PROBLEM TO SOLVE: Every line containing the word "области" must be pulled from the records.

INPUT DATA:
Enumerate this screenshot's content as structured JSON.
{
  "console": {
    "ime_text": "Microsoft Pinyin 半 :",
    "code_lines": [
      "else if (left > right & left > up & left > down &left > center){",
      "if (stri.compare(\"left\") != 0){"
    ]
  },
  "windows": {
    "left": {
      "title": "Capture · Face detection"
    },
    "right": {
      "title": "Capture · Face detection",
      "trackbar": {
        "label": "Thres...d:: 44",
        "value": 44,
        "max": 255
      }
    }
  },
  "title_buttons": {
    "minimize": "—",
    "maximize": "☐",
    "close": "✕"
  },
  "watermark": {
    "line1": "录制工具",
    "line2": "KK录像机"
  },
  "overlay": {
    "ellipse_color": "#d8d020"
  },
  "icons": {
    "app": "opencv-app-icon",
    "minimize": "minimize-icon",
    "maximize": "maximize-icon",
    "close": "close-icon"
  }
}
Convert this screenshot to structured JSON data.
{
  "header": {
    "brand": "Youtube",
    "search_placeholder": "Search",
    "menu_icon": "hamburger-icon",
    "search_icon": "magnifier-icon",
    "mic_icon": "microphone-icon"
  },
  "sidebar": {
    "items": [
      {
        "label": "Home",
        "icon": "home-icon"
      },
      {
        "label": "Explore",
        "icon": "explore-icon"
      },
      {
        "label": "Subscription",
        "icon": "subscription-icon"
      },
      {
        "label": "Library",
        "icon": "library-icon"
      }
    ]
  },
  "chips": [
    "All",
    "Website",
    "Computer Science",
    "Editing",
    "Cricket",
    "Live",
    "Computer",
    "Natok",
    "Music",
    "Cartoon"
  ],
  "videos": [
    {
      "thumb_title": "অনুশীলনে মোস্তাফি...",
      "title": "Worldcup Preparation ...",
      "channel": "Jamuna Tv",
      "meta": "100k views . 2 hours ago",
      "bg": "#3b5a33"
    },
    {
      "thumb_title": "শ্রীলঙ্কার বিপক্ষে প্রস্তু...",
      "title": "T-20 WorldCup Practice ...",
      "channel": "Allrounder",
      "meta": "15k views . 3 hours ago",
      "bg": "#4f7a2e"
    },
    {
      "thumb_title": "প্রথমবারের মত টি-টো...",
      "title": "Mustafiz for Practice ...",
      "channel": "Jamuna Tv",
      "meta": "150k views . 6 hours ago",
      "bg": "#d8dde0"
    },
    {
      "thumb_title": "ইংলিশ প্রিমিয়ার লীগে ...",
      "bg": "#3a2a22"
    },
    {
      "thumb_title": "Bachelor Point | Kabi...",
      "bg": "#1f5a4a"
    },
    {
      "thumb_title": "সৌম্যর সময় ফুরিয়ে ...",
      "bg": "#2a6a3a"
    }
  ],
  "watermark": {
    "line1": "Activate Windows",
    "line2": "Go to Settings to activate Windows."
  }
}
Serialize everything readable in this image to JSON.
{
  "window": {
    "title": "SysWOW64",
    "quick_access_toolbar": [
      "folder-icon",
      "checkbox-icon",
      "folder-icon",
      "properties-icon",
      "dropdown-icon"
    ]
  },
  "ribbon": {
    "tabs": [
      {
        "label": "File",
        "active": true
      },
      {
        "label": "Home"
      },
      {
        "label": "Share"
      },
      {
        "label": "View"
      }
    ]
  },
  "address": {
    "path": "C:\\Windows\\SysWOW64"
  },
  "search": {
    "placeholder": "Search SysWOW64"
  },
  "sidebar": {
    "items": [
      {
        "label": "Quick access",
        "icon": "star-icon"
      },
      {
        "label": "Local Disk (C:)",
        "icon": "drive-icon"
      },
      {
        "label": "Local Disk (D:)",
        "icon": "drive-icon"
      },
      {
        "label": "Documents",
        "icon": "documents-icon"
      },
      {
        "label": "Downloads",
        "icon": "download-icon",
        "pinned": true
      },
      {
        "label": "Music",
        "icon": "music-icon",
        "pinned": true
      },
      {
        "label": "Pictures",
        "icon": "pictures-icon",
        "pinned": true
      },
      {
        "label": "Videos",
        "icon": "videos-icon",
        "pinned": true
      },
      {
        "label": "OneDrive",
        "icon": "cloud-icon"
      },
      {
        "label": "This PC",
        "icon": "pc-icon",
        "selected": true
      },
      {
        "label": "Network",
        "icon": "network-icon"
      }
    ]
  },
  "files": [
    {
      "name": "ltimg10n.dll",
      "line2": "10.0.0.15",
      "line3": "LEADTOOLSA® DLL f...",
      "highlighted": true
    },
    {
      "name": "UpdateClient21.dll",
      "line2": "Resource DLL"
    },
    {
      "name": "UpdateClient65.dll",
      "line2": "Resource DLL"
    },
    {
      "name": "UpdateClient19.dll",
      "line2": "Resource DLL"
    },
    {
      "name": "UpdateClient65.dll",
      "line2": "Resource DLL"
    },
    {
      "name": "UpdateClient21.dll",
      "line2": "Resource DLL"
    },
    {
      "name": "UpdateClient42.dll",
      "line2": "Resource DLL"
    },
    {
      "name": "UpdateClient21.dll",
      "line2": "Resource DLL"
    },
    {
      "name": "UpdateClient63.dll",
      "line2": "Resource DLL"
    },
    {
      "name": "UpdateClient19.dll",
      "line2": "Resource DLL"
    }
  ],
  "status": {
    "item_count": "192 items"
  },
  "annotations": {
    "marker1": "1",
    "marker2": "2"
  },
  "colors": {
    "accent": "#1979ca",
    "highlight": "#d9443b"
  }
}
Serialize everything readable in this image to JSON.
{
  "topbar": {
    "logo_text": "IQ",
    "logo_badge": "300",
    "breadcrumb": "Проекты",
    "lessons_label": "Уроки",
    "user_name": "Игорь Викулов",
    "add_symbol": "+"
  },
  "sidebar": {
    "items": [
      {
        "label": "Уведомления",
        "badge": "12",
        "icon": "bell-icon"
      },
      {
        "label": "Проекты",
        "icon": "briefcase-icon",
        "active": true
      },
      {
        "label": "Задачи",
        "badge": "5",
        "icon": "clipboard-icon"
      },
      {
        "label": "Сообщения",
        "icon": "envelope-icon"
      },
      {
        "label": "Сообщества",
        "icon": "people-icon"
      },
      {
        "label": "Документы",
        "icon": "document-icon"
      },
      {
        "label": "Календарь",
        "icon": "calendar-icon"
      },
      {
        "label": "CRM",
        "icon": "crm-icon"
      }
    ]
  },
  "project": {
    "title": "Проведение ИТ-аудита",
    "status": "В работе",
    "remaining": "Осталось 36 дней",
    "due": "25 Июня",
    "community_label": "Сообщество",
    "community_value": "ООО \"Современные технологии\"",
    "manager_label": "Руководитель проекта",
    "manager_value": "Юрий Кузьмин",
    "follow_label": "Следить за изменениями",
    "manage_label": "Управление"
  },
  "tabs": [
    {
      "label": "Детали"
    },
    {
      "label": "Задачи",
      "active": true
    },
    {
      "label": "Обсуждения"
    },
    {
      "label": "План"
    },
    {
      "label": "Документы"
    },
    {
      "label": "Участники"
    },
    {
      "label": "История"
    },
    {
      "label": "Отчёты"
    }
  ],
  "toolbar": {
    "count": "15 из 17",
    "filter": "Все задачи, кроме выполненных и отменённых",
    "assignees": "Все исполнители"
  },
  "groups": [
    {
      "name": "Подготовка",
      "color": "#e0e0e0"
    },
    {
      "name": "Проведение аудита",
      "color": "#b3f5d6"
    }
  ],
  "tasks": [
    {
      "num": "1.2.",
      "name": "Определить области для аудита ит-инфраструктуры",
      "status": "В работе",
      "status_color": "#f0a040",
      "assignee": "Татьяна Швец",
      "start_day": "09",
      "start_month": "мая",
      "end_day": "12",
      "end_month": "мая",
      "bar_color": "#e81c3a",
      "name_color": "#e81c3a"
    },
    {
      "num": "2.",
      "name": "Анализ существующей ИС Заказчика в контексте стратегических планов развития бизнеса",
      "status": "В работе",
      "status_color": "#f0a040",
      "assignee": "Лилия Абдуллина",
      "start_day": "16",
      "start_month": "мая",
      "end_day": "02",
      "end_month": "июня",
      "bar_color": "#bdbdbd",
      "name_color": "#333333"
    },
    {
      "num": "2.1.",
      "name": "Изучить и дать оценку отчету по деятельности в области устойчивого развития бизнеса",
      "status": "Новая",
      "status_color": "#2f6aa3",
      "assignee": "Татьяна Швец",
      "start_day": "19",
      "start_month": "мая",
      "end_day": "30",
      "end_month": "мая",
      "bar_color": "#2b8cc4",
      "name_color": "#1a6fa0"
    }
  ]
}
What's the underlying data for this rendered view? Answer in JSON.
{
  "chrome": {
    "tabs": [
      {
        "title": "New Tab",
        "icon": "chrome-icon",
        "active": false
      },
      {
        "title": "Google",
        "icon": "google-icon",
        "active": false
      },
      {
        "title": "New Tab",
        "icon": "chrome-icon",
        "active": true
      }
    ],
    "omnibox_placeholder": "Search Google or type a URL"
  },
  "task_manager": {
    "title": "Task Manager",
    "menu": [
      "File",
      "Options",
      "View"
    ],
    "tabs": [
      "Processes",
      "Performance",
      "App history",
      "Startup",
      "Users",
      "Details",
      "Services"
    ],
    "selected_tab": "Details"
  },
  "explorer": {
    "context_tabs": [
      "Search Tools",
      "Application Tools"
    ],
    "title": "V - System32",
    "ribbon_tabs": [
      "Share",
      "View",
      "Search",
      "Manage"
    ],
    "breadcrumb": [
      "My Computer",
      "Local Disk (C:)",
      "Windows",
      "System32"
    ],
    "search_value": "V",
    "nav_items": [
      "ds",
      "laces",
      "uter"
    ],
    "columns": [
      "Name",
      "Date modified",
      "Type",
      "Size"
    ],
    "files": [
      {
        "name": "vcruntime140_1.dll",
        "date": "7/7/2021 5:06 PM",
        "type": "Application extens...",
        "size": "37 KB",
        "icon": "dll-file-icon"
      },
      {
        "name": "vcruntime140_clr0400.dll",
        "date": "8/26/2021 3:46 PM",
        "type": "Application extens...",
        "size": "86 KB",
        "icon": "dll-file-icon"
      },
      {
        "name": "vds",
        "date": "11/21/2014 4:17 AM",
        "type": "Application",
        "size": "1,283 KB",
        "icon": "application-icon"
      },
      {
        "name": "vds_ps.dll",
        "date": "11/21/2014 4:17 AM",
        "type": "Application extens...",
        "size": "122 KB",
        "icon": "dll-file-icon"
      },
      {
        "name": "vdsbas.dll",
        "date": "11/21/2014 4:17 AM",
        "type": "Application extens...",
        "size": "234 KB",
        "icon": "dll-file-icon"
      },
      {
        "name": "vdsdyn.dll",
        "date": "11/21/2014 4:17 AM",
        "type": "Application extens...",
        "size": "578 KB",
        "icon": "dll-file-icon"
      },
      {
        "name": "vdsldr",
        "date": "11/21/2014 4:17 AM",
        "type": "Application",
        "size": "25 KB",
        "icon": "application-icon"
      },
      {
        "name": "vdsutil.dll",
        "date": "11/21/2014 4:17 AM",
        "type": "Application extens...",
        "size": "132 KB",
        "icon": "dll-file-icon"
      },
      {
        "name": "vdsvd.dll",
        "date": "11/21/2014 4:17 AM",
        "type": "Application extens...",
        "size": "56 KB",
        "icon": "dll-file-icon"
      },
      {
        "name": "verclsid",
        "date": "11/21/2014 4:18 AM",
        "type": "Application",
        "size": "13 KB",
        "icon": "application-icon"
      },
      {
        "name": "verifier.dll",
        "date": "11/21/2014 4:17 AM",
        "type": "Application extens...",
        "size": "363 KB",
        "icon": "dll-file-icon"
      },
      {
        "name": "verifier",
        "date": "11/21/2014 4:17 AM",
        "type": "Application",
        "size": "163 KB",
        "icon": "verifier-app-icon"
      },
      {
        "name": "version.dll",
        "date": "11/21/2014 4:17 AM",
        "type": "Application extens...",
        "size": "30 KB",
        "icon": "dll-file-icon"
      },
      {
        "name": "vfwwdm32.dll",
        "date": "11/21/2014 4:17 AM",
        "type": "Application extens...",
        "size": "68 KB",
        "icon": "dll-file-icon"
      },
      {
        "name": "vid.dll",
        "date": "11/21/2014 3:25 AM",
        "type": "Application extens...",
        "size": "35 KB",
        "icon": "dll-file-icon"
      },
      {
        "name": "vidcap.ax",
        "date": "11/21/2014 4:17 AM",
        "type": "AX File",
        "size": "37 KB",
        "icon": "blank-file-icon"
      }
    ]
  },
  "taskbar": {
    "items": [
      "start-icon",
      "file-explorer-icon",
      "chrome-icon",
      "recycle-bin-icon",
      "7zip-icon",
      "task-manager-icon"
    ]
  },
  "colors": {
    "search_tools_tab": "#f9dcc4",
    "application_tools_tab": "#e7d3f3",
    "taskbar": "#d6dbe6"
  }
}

RESPONSE TO THE EXERCISE:
      "name": "Определить области для аудита ит-инфраструктуры",
      "name": "Изучить и дать оценку отчету по деятельности в области устойчивого развития бизнеса",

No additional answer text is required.